13. In Jawahar Lal Burman v. Union of India, : 3SCR769 , the Court was concerned with the scope and object of Sections 28, 31, 32 and 33 of Arbitration Act and whether the condition regarding deposit of security deposit in the letter accepting the tender was a conditional acceptance of the tender and did not bring about a concluded contract. After construing the scope of the various sections of the Arbitration Act with regard to the condition about the security deposit, it was held that the acceptance letter stating the contract was concluded by the acceptance but it was subject to making the security deposit, did not amount to a conditional acceptance and a contract stood concluded on the issue of the letter of acceptance. This case also, thereforee, does not advance the arguments of Mr. Mehra.
14. A reference was also made by Mr. Mehra to a Bench decision of the court in Union of India v. N.K.Pvt Ltd.1971 DLt 406 in which it was held that the issue of a formal contract was a ministerial act and was only a matter of convenience and not one on which hinged the coming into existence of a concluded contract and so, when the Railway Board wrote to a party that its offer was accepted and the formal contract would be issued shortly, there was a completed contract, although the said letter from the Railway Board. His decision which we respectfully say was contrary to the rule laid down by the Supreme Court in numerous earlier decisions was overruled by the Supreme Court in C.A. 1067 of 1971 by a judgment dated 11-2-1972 : 3SCR437 . It was observed that the letter of acceptance was on behalf of the Secretary, Railway Board, who was not authorized to enter into a contract on behalf of the President and otherwise also the letter did not comply with the requirements of Article 299 of the Constitution of India. So no binding contract came into existence.
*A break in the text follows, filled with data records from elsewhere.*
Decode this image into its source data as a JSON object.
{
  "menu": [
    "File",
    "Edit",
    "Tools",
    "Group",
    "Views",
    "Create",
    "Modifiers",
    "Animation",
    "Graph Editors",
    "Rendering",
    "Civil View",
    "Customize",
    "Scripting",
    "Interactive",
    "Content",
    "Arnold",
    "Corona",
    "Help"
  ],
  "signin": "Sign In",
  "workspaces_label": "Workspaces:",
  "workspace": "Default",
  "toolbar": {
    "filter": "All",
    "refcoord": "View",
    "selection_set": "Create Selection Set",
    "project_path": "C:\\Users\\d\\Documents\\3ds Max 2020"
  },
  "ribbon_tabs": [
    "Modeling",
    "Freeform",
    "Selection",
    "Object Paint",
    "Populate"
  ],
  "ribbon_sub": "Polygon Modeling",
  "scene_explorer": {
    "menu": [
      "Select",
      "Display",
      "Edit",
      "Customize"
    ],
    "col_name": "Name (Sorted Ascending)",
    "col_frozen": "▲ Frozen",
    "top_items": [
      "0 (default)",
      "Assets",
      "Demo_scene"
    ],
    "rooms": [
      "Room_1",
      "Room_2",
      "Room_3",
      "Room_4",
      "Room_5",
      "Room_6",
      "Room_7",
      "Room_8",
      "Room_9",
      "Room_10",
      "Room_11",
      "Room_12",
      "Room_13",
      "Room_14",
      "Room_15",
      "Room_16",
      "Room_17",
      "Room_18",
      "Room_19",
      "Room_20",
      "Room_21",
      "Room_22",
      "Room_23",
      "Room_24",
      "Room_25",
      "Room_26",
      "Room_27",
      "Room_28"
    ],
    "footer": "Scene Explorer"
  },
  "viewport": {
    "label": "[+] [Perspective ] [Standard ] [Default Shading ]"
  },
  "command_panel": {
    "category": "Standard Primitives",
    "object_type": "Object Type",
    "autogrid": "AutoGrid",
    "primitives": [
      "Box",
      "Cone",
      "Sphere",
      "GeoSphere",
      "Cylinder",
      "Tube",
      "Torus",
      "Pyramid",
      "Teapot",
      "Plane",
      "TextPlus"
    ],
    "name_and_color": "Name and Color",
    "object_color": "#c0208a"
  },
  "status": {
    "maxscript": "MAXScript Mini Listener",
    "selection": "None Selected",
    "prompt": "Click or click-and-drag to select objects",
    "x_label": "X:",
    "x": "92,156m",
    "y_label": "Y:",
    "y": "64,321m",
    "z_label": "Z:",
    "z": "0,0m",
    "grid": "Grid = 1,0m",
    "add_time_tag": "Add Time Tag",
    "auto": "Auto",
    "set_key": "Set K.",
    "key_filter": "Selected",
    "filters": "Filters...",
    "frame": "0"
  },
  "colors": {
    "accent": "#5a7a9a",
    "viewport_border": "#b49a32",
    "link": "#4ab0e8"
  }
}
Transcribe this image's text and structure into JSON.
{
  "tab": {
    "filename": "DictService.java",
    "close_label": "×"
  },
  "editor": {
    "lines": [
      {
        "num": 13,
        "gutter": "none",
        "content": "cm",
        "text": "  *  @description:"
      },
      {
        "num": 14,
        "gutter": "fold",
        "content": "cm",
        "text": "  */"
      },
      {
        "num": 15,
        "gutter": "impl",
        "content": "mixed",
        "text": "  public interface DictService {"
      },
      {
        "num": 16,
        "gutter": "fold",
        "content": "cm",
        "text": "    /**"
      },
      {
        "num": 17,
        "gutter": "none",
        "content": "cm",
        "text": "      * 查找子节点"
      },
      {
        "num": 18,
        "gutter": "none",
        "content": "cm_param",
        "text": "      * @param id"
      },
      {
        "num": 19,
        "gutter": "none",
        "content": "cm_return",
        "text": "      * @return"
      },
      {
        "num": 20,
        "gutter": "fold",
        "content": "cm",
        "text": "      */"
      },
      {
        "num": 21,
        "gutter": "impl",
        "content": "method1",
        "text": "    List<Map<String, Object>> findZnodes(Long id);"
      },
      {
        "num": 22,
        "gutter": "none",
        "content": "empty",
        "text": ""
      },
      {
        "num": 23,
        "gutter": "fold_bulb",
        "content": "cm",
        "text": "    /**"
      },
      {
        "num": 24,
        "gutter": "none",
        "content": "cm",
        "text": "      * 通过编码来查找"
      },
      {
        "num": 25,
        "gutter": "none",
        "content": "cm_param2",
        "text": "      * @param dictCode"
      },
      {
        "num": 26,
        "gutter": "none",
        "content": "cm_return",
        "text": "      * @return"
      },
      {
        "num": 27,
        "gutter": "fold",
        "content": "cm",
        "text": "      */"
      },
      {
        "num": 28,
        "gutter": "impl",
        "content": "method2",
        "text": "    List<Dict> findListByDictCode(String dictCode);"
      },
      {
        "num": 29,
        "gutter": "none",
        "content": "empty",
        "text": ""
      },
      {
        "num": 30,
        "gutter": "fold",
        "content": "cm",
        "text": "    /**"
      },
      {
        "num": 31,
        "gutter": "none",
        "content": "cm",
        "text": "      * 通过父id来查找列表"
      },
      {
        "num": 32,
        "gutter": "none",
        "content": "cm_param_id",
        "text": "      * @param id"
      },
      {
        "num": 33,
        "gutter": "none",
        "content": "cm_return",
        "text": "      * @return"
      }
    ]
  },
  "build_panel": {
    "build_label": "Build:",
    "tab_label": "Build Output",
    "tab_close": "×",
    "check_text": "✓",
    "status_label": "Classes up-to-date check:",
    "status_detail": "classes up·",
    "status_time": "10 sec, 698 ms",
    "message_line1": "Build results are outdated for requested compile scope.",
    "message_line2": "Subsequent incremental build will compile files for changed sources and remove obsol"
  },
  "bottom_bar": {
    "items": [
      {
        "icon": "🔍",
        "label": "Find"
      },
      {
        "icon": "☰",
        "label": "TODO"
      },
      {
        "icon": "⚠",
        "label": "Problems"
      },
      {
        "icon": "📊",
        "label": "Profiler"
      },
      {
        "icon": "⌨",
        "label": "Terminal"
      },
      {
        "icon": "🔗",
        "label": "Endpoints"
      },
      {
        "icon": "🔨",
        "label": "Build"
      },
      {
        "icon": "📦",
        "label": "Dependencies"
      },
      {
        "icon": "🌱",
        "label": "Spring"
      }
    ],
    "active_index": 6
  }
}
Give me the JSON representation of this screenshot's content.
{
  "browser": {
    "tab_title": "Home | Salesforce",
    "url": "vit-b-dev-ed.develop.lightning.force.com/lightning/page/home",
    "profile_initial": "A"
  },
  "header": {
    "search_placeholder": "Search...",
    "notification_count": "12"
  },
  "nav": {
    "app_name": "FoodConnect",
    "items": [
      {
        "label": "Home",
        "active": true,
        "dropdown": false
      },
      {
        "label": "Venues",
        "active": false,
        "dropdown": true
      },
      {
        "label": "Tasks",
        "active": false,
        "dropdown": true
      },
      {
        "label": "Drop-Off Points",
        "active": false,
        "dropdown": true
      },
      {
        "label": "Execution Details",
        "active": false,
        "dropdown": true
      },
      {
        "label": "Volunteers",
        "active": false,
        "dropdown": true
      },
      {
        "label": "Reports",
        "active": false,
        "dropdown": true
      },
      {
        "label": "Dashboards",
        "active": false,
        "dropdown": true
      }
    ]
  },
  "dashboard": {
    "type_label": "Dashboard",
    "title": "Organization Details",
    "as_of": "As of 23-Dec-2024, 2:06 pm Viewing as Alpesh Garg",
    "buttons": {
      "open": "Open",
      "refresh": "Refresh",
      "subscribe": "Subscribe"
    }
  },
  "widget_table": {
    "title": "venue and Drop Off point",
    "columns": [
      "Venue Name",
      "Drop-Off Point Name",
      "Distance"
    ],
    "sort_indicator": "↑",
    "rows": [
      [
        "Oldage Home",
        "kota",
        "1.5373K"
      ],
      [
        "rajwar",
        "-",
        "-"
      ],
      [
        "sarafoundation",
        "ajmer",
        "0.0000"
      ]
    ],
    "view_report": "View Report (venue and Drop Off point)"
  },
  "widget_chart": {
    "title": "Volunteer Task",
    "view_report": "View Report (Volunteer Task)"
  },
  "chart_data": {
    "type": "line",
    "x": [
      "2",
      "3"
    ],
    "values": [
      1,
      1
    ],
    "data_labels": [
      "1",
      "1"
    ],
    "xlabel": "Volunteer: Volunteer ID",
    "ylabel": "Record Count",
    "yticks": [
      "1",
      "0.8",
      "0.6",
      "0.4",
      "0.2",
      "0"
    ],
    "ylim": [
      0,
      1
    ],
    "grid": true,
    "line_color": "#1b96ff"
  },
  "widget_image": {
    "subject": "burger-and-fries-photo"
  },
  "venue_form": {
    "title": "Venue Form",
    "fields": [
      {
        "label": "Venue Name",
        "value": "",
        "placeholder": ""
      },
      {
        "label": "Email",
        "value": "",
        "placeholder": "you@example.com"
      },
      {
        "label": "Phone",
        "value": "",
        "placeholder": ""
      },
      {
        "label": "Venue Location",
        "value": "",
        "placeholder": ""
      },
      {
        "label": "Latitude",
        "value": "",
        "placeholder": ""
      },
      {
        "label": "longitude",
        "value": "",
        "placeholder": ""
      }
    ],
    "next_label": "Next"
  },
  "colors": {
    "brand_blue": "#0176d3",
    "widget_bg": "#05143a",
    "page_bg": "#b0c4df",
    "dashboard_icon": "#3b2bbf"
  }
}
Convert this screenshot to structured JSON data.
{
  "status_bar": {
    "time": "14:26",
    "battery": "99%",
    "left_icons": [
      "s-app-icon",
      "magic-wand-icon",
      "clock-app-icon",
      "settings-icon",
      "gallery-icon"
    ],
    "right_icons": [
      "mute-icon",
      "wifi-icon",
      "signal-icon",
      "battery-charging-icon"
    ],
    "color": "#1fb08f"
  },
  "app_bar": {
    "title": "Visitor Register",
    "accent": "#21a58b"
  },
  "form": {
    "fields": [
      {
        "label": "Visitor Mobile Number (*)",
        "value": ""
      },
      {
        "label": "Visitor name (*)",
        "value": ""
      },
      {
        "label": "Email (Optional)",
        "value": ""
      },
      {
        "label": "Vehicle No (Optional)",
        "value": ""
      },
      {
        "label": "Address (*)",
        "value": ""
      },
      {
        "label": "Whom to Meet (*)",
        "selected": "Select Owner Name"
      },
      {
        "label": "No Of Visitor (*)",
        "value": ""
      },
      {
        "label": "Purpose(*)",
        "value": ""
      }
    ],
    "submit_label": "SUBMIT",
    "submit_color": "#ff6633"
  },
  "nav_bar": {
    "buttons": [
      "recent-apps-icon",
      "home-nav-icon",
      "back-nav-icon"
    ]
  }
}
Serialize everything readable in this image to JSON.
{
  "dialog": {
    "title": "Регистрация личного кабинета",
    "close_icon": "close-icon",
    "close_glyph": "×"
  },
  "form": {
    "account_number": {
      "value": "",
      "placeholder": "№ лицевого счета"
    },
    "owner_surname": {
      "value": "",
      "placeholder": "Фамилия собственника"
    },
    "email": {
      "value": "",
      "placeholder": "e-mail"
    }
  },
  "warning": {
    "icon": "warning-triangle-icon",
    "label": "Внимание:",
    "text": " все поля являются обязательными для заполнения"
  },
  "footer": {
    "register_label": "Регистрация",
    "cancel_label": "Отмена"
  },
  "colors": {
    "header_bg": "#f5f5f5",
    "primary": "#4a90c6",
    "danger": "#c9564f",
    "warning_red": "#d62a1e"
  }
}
15. In this view of the matter, it must be held that no binding contract complying with the provisions of Article 299 of the Constitution of India was proved to have come into existence. If that be so, it follows that no arbitration agreement came into existence between the parties inasmuch as the alleged arbitration agreement is said to have been contained in one of the conditions governing the contract.
16 .An attempt was made to rely on the rules of business framed under Article 77 of the Constitution but we find that those have no relevance to the facts of the present case in which the question is about compliance with Article 299. No rule or order under this provision was brought to our notice.
17. Having taken the above view. it is unnecessary to dilate on one of the questions on which this reference was made to a large Bench namely the scope and applicability of the decision of this court in the case of Madhusudan Limited (1966) 2 DLT 123 to the present proceedings.
18. The result is that this appeal is accepted and the order of the trial court dismissing the objection filed on behalf of the appellant and making the award a rule of the court is set aside. In the circumstances of the case, we make no order as to costs.
19. Appeal allowed.